  5. ^ Eaton, Fernin. "1811 Slave Uprising, etc". Salon Publique, Pitot House, November 7, 2011. Retrieved June 7, 2013. 
  6. ^ Rowland, Dunbar (1917). Official Letter Books of W.C.C. Claiborne, 1801-1816. Mississippi Dept. of Archives & History. pp. Vol II, p. 54–55. 
  7. ^ Eaton, Fernin. "1811 Slave Uprising-Governor on Trial: Claiborne in His Own Words". Salon Publique, Pitot House, November 7, 2011, p. 11-13. Retrieved June 7, 2013. 
  8. ^ Kathe Managan, The Creole Community and the Struggle for Civil Rights, lameca.org, Accessed November 22, 2013.
  9. ^ Adam Fairclough, Race & Democracy: The Civil Rights Struggle in Louisiana, 1915-1972, University of Georgia Press, 2008, pp. 1-21
  10. ^ http://www.legis.la.gov/legis/BillInfo.aspx?s=13RS&b=HB147&sbi=y
  11. ^ Charles B. Hersch, Subversive Sounds: Race and the Birth of Jazz in New Orleans, University of Chicago Press, 2007, pg. 98-109
  12. ^ Scott DeVeaux, Gary Giddins, Jazz, wwnorton.com, Accessed November 22, 2013

Further reading[edit]

  • Douglas, Nick (2013). Finding Octave: The Untold Story of Two Creole Families and Slavery in Louisiana.
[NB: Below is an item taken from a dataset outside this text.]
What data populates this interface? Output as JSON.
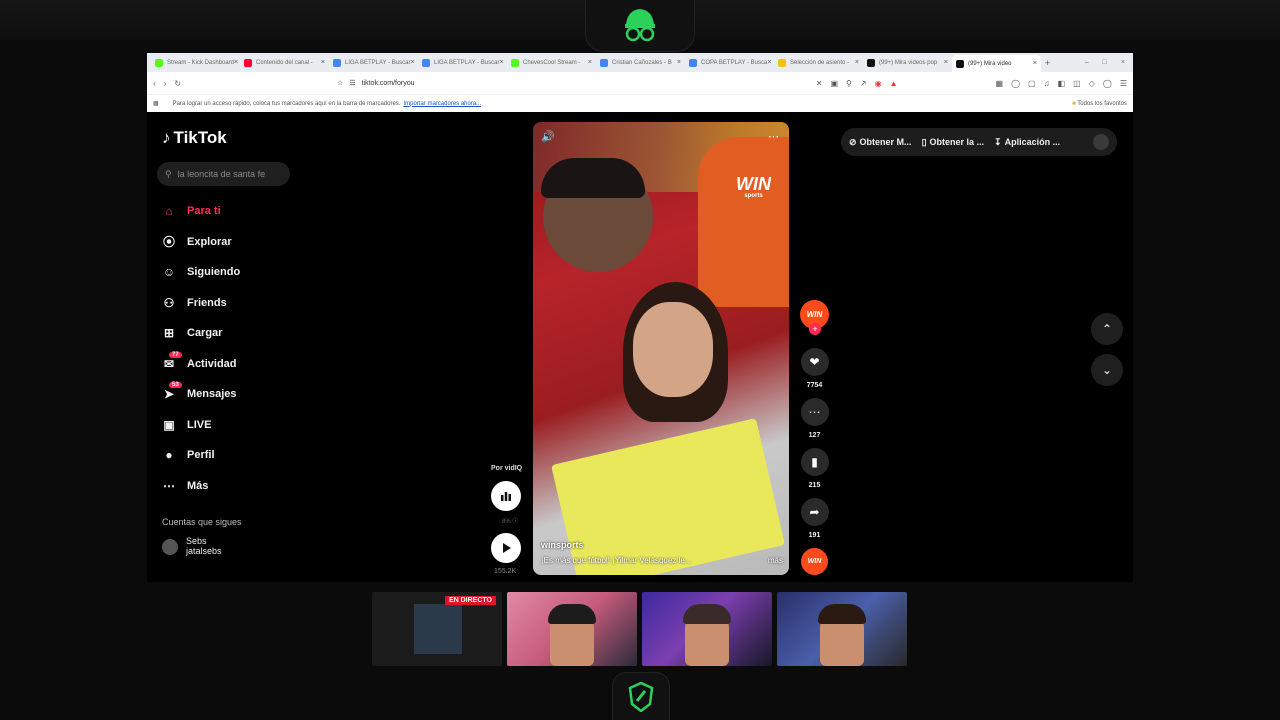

CreateSpace Independent Publishing Platform. 
  • Jacques Anderson, Beverly (2011). Cherished Memories: Snapshots of Life and Lessons from a 1950s New Orleans Creole Village. iUniverse.com. 
  • Malveaux, Vivian (2009). Living Creole and Speaking It Fluently. AuthorHouse. 
  • Kein, Sybil (2009). Creole: the history and legacy of Louisiana's free people of color. Louisiana State University Press. 
  • Jolivette, Andrew (2007). Louisiana Creoles: Cultural Recovery and Mixed-Race Native American Identity. Lexington Books. 
  • Thompson, Shirley Elizabeth (2009). Exiles at Home: The Struggle to Become American in Creole New Orleans. Harvard University Press. 
  • Martin, Munro; Britton, Celia (2012). American Creoles: The Francophone Caribbean and the American South. Liverpool University Press. 
  • Gehman, Mary (2009). The Free People of Color of New Orleans: An Introduction. Margaret Media, Inc. 
  • Clark, Emily (2013). The Strange History of the American Quadroon: Free Women of Color in the Revolutionary Atlantic World. The University of North Carolina Press. 
  • Dominguez, Virginia (1986). White by Definition: Social Classification in Creole Louisiana. Rutgers University Press. 
  • Cossé Bell, Caryn (2004). Revolution, Romanticism, and the Afro-Creole Protest Tradition in Louisiana 1718-1868. Louisiana State University Press. 
  • Anthony, Arthe A. (2012). Picturing Black New Orleans: A Creole Photographer's View of the Early Twentieth Century. University Press of Florida. 

External links[edit]